"Rich countries have always exercised a gravitational pull over poorer neighbors. The human migration away from poverty, tidal in its enormity, is something no immigration policy or enforcement mechanism will stop. The only twist this time around is that the smuggling networks that crisscross Mexico have now reached south to the client-rich markets of El Salvador and Honduras, two of the poorest and most violent countries in the hemisphere.

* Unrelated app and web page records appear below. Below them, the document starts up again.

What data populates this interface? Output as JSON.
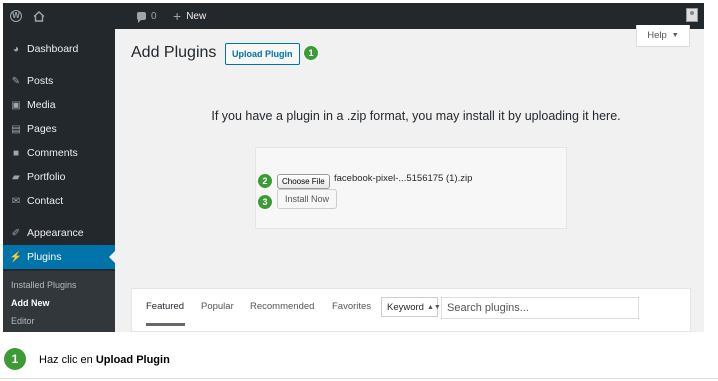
{
  "admin_bar": {
    "comments_count": "0",
    "new_label": "New"
  },
  "sidebar": {
    "items": [
      {
        "label": "Dashboard",
        "icon": "dashboard-icon"
      },
      {
        "label": "Posts",
        "icon": "pin-icon"
      },
      {
        "label": "Media",
        "icon": "media-icon"
      },
      {
        "label": "Pages",
        "icon": "pages-icon"
      },
      {
        "label": "Comments",
        "icon": "comment-icon"
      },
      {
        "label": "Portfolio",
        "icon": "folder-icon"
      },
      {
        "label": "Contact",
        "icon": "mail-icon"
      },
      {
        "label": "Appearance",
        "icon": "brush-icon"
      },
      {
        "label": "Plugins",
        "icon": "plug-icon"
      }
    ],
    "submenu": [
      "Installed Plugins",
      "Add New",
      "Editor"
    ]
  },
  "help": {
    "label": "Help"
  },
  "page": {
    "title": "Add Plugins",
    "upload_button": "Upload Plugin"
  },
  "steps": [
    "1",
    "2",
    "3"
  ],
  "upload": {
    "instructions": "If you have a plugin in a .zip format, you may install it by uploading it here.",
    "choose_file": "Choose File",
    "filename": "facebook-pixel-...5156175 (1).zip",
    "install_button": "Install Now"
  },
  "filter": {
    "tabs": [
      "Featured",
      "Popular",
      "Recommended",
      "Favorites"
    ],
    "search_type": "Keyword",
    "search_placeholder": "Search plugins..."
  },
  "caption": {
    "step": "1",
    "prefix": "Haz clic en",
    "bold": "Upload Plugin"
  },
  "colors": {
    "admin_bg": "#23282d",
    "active_menu": "#0073aa",
    "step_green": "#3d9b35"
  }
}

If you want a reason for why this tide has taken this particular course you can start in 1994 when President Bill Clinton tried to dam it up with Operation Gatekeeper. The strategy behind the misguided (at best) Operation was to fortify the border and seal off traditional urban crossing points for Mexican migrants in places like El Paso, Tucson, Nogales, and San Diego. Future migrants would then be pushed into such unpopulated, inhospitable areas that they would no longer cross. That assumption turned out to be totally wrong. What took place over the following decades was a balloon effect: squeezing off air at one point does not make it disappear; it only makes it surge into other pockets.

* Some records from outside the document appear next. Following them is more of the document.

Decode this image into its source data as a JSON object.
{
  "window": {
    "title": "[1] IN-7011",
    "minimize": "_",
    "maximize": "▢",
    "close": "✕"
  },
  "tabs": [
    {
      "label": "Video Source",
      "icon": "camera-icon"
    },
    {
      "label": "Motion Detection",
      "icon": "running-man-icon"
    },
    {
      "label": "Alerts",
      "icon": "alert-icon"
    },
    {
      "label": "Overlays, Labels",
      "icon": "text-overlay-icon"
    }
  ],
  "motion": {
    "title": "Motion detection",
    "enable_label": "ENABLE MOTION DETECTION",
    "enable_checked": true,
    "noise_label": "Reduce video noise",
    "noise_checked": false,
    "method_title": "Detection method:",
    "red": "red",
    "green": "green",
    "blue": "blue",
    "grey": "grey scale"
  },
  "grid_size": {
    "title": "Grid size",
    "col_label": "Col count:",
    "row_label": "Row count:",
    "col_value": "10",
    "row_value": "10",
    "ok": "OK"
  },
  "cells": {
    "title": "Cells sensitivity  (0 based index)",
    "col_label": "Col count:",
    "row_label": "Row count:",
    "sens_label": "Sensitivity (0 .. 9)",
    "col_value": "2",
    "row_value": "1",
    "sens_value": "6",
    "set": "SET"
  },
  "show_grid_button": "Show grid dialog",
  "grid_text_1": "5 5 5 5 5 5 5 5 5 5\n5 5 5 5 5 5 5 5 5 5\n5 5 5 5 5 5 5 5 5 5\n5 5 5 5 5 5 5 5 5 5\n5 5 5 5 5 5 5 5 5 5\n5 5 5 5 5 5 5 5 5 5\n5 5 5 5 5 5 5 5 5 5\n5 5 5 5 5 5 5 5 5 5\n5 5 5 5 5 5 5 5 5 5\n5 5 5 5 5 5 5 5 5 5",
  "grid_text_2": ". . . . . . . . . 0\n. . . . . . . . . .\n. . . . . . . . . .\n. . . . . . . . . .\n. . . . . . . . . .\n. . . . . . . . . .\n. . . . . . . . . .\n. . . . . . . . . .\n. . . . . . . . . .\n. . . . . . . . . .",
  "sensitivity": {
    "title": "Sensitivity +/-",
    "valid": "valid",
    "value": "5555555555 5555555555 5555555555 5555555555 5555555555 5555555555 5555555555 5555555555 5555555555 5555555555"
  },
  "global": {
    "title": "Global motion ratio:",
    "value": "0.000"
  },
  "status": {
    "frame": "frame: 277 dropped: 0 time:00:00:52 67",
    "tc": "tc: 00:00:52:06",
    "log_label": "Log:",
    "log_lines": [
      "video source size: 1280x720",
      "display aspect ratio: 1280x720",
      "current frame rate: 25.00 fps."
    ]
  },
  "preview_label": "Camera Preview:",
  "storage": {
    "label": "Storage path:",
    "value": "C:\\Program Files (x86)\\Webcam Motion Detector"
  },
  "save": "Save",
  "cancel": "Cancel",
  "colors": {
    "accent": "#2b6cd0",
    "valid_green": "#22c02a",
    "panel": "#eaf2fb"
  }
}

Twenty years later, blockades and border beef-ups have prompted coyotes to forge 3,000-mile van and train rides through seven distinct routes in Mexico—the tributary streams of what is a mighty and unstoppable human river." - Natasha Vargas-Cooper, Aug. 22, 2014.